Your objective:
From the first line to the last, write out the material verbatim.
---*---
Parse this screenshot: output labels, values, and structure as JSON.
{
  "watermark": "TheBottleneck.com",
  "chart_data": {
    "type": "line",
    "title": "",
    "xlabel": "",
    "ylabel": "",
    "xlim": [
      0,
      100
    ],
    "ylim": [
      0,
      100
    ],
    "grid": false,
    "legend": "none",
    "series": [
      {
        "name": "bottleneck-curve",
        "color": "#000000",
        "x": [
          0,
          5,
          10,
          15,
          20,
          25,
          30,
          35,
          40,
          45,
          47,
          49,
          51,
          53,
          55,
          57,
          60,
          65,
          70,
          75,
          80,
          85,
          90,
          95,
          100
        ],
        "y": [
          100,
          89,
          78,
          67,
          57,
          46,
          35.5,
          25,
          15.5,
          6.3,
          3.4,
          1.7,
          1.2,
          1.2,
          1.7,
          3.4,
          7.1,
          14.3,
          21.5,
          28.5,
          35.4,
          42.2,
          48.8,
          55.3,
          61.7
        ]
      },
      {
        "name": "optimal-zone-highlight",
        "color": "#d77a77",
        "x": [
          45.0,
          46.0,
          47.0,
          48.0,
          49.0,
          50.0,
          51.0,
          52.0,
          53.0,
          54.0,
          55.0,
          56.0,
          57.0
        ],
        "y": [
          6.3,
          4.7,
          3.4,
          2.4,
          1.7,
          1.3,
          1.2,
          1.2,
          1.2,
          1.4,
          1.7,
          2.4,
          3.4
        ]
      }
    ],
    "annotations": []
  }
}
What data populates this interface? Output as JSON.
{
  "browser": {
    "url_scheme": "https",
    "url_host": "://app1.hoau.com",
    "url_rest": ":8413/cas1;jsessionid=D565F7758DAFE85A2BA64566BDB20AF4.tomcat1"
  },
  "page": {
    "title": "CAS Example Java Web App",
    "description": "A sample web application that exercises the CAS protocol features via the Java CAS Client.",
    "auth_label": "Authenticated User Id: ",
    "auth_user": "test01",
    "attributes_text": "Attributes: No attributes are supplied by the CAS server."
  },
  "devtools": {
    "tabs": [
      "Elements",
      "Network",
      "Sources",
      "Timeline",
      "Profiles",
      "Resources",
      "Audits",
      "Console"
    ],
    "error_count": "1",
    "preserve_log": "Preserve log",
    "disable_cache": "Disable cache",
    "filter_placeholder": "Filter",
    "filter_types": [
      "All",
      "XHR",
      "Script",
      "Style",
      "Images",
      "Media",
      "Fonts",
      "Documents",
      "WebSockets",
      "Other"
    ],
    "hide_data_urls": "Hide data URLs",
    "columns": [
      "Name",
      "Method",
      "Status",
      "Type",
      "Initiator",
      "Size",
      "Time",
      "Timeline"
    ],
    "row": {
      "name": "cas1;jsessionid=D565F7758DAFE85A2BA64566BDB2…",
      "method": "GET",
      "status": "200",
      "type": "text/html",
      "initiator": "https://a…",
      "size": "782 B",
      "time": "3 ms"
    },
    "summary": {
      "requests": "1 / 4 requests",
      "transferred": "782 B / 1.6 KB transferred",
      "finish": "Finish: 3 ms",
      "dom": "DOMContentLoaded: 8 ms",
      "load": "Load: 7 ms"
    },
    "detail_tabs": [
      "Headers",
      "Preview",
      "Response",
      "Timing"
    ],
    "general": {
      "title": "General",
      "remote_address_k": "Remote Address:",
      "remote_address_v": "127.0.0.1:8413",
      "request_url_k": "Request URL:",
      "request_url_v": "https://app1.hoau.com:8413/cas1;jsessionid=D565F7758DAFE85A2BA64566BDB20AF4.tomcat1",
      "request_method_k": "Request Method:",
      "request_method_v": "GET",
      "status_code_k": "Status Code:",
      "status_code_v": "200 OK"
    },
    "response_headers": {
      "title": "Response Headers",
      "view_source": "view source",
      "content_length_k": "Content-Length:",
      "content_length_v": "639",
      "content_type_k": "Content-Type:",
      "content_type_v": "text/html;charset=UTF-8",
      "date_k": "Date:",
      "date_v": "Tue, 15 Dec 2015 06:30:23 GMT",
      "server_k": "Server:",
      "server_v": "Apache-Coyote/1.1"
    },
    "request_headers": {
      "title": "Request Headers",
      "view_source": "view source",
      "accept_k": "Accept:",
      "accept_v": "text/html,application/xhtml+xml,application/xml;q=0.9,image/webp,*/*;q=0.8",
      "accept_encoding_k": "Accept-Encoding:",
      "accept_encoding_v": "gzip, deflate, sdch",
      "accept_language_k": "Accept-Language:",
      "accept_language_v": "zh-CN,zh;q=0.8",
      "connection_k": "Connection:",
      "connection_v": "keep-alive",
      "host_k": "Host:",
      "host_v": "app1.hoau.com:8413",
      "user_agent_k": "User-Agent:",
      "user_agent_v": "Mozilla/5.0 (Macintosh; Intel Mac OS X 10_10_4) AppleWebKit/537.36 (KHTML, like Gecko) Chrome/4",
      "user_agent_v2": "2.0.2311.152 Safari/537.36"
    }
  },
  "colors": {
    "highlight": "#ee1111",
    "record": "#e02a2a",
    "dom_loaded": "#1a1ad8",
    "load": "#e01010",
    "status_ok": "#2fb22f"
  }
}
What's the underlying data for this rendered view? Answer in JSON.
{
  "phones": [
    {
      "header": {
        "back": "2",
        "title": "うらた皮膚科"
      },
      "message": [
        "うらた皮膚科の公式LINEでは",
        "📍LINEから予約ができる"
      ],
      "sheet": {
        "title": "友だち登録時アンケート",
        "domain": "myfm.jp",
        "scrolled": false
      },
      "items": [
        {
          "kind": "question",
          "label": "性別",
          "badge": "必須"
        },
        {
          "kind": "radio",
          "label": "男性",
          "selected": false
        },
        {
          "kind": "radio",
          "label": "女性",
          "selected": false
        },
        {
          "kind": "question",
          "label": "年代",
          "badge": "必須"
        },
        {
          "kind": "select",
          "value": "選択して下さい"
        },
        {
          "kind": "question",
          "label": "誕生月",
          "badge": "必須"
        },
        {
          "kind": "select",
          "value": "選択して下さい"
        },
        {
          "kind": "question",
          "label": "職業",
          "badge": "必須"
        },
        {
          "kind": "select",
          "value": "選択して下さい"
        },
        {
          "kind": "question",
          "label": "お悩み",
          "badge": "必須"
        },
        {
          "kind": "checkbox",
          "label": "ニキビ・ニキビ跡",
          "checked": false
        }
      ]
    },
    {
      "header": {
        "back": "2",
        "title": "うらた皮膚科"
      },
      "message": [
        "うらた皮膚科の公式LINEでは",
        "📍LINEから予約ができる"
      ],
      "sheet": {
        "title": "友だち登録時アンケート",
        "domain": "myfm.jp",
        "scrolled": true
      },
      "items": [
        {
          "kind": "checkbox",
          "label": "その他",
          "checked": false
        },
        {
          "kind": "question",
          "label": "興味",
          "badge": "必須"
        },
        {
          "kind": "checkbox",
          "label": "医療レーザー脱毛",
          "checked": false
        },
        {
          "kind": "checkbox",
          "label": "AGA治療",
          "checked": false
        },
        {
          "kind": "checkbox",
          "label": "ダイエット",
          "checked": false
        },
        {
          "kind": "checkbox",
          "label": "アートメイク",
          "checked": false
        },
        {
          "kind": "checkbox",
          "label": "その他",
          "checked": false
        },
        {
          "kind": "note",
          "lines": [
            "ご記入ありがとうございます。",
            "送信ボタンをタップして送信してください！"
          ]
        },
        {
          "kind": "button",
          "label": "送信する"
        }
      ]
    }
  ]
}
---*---
Solved exercise:
Parse this screenshot: output labels, values, and structure as JSON.
{
  "watermark": "TheBottleneck.com",
  "chart_data": {
    "type": "line",
    "title": "",
    "xlabel": "",
    "ylabel": "",
    "xlim": [
      0,
      100
    ],
    "ylim": [
      0,
      100
    ],
    "grid": false,
    "legend": "none",
    "series": [
      {
        "name": "bottleneck-curve",
        "color": "#000000",
        "x": [
          0,
          5,
          10,
          15,
          20,
          25,
          30,
          35,
          40,
          45,
          47,
          49,
          51,
          53,
          55,
          57,
          60,
          65,
          70,
          75,
          80,
          85,
          90,
          95,
          100
        ],
        "y": [
          100,
          89,
          78,
          67,
          57,
          46,
          35.5,
          25,
          15.5,
          6.3,
          3.4,
          1.7,
          1.2,
          1.2,
          1.7,
          3.4,
          7.1,
          14.3,
          21.5,
          28.5,
          35.4,
          42.2,
          48.8,
          55.3,
          61.7
        ]
      },
      {
        "name": "optimal-zone-highlight",
        "color": "#d77a77",
        "x": [
          45.0,
          46.0,
          47.0,
          48.0,
          49.0,
          50.0,
          51.0,
          52.0,
          53.0,
          54.0,
          55.0,
          56.0,
          57.0
        ],
        "y": [
          6.3,
          4.7,
          3.4,
          2.4,
          1.7,
          1.3,
          1.2,
          1.2,
          1.2,
          1.4,
          1.7,
          2.4,
          3.4
        ]
      }
    ],
    "annotations": []
  }
}
What data populates this interface? Output as JSON.
{
  "browser": {
    "url_scheme": "https",
    "url_host": "://app1.hoau.com",
    "url_rest": ":8413/cas1;jsessionid=D565F7758DAFE85A2BA64566BDB20AF4.tomcat1"
  },
  "page": {
    "title": "CAS Example Java Web App",
    "description": "A sample web application that exercises the CAS protocol features via the Java CAS Client.",
    "auth_label": "Authenticated User Id: ",
    "auth_user": "test01",
    "attributes_text": "Attributes: No attributes are supplied by the CAS server."
  },
  "devtools": {
    "tabs": [
      "Elements",
      "Network",
      "Sources",
      "Timeline",
      "Profiles",
      "Resources",
      "Audits",
      "Console"
    ],
    "error_count": "1",
    "preserve_log": "Preserve log",
    "disable_cache": "Disable cache",
    "filter_placeholder": "Filter",
    "filter_types": [
      "All",
      "XHR",
      "Script",
      "Style",
      "Images",
      "Media",
      "Fonts",
      "Documents",
      "WebSockets",
      "Other"
    ],
    "hide_data_urls": "Hide data URLs",
    "columns": [
      "Name",
      "Method",
      "Status",
      "Type",
      "Initiator",
      "Size",
      "Time",
      "Timeline"
    ],
    "row": {
      "name": "cas1;jsessionid=D565F7758DAFE85A2BA64566BDB2…",
      "method": "GET",
      "status": "200",
      "type": "text/html",
      "initiator": "https://a…",
      "size": "782 B",
      "time": "3 ms"
    },
    "summary": {
      "requests": "1 / 4 requests",
      "transferred": "782 B / 1.6 KB transferred",
      "finish": "Finish: 3 ms",
      "dom": "DOMContentLoaded: 8 ms",
      "load": "Load: 7 ms"
    },
    "detail_tabs": [
      "Headers",
      "Preview",
      "Response",
      "Timing"
    ],
    "general": {
      "title": "General",
      "remote_address_k": "Remote Address:",
      "remote_address_v": "127.0.0.1:8413",
      "request_url_k": "Request URL:",
      "request_url_v": "https://app1.hoau.com:8413/cas1;jsessionid=D565F7758DAFE85A2BA64566BDB20AF4.tomcat1",
      "request_method_k": "Request Method:",
      "request_method_v": "GET",
      "status_code_k": "Status Code:",
      "status_code_v": "200 OK"
    },
    "response_headers": {
      "title": "Response Headers",
      "view_source": "view source",
      "content_length_k": "Content-Length:",
      "content_length_v": "639",
      "content_type_k": "Content-Type:",
      "content_type_v": "text/html;charset=UTF-8",
      "date_k": "Date:",
      "date_v": "Tue, 15 Dec 2015 06:30:23 GMT",
      "server_k": "Server:",
      "server_v": "Apache-Coyote/1.1"
    },
    "request_headers": {
      "title": "Request Headers",
      "view_source": "view source",
      "accept_k": "Accept:",
      "accept_v": "text/html,application/xhtml+xml,application/xml;q=0.9,image/webp,*/*;q=0.8",
      "accept_encoding_k": "Accept-Encoding:",
      "accept_encoding_v": "gzip, deflate, sdch",
      "accept_language_k": "Accept-Language:",
      "accept_language_v": "zh-CN,zh;q=0.8",
      "connection_k": "Connection:",
      "connection_v": "keep-alive",
      "host_k": "Host:",
      "host_v": "app1.hoau.com:8413",
      "user_agent_k": "User-Agent:",
      "user_agent_v": "Mozilla/5.0 (Macintosh; Intel Mac OS X 10_10_4) AppleWebKit/537.36 (KHTML, like Gecko) Chrome/4",
      "user_agent_v2": "2.0.2311.152 Safari/537.36"
    }
  },
  "colors": {
    "highlight": "#ee1111",
    "record": "#e02a2a",
    "dom_loaded": "#1a1ad8",
    "load": "#e01010",
    "status_ok": "#2fb22f"
  }
}
What's the underlying data for this rendered view? Answer in JSON.
{
  "phones": [
    {
      "header": {
        "back": "2",
        "title": "うらた皮膚科"
      },
      "message": [
        "うらた皮膚科の公式LINEでは",
        "📍LINEから予約ができる"
      ],
      "sheet": {
        "title": "友だち登録時アンケート",
        "domain": "myfm.jp",
        "scrolled": false
      },
      "items": [
        {
          "kind": "question",
          "label": "性別",
          "badge": "必須"
        },
        {
          "kind": "radio",
          "label": "男性",
          "selected": false
        },
        {
          "kind": "radio",
          "label": "女性",
          "selected": false
        },
        {
          "kind": "question",
          "label": "年代",
          "badge": "必須"
        },
        {
          "kind": "select",
          "value": "選択して下さい"
        },
        {
          "kind": "question",
          "label": "誕生月",
          "badge": "必須"
        },
        {
          "kind": "select",
          "value": "選択して下さい"
        },
        {
          "kind": "question",
          "label": "職業",
          "badge": "必須"
        },
        {
          "kind": "select",
          "value": "選択して下さい"
        },
        {
          "kind": "question",
          "label": "お悩み",
          "badge": "必須"
        },
        {
          "kind": "checkbox",
          "label": "ニキビ・ニキビ跡",
          "checked": false
        }
      ]
    },
    {
      "header": {
        "back": "2",
        "title": "うらた皮膚科"
      },
      "message": [
        "うらた皮膚科の公式LINEでは",
        "📍LINEから予約ができる"
      ],
      "sheet": {
        "title": "友だち登録時アンケート",
        "domain": "myfm.jp",
        "scrolled": true
      },
      "items": [
        {
          "kind": "checkbox",
          "label": "その他",
          "checked": false
        },
        {
          "kind": "question",
          "label": "興味",
          "badge": "必須"
        },
        {
          "kind": "checkbox",
          "label": "医療レーザー脱毛",
          "checked": false
        },
        {
          "kind": "checkbox",
          "label": "AGA治療",
          "checked": false
        },
        {
          "kind": "checkbox",
          "label": "ダイエット",
          "checked": false
        },
        {
          "kind": "checkbox",
          "label": "アートメイク",
          "checked": false
        },
        {
          "kind": "checkbox",
          "label": "その他",
          "checked": false
        },
        {
          "kind": "note",
          "lines": [
            "ご記入ありがとうございます。",
            "送信ボタンをタップして送信してください！"
          ]
        },
        {
          "kind": "button",
          "label": "送信する"
        }
      ]
    }
  ]
}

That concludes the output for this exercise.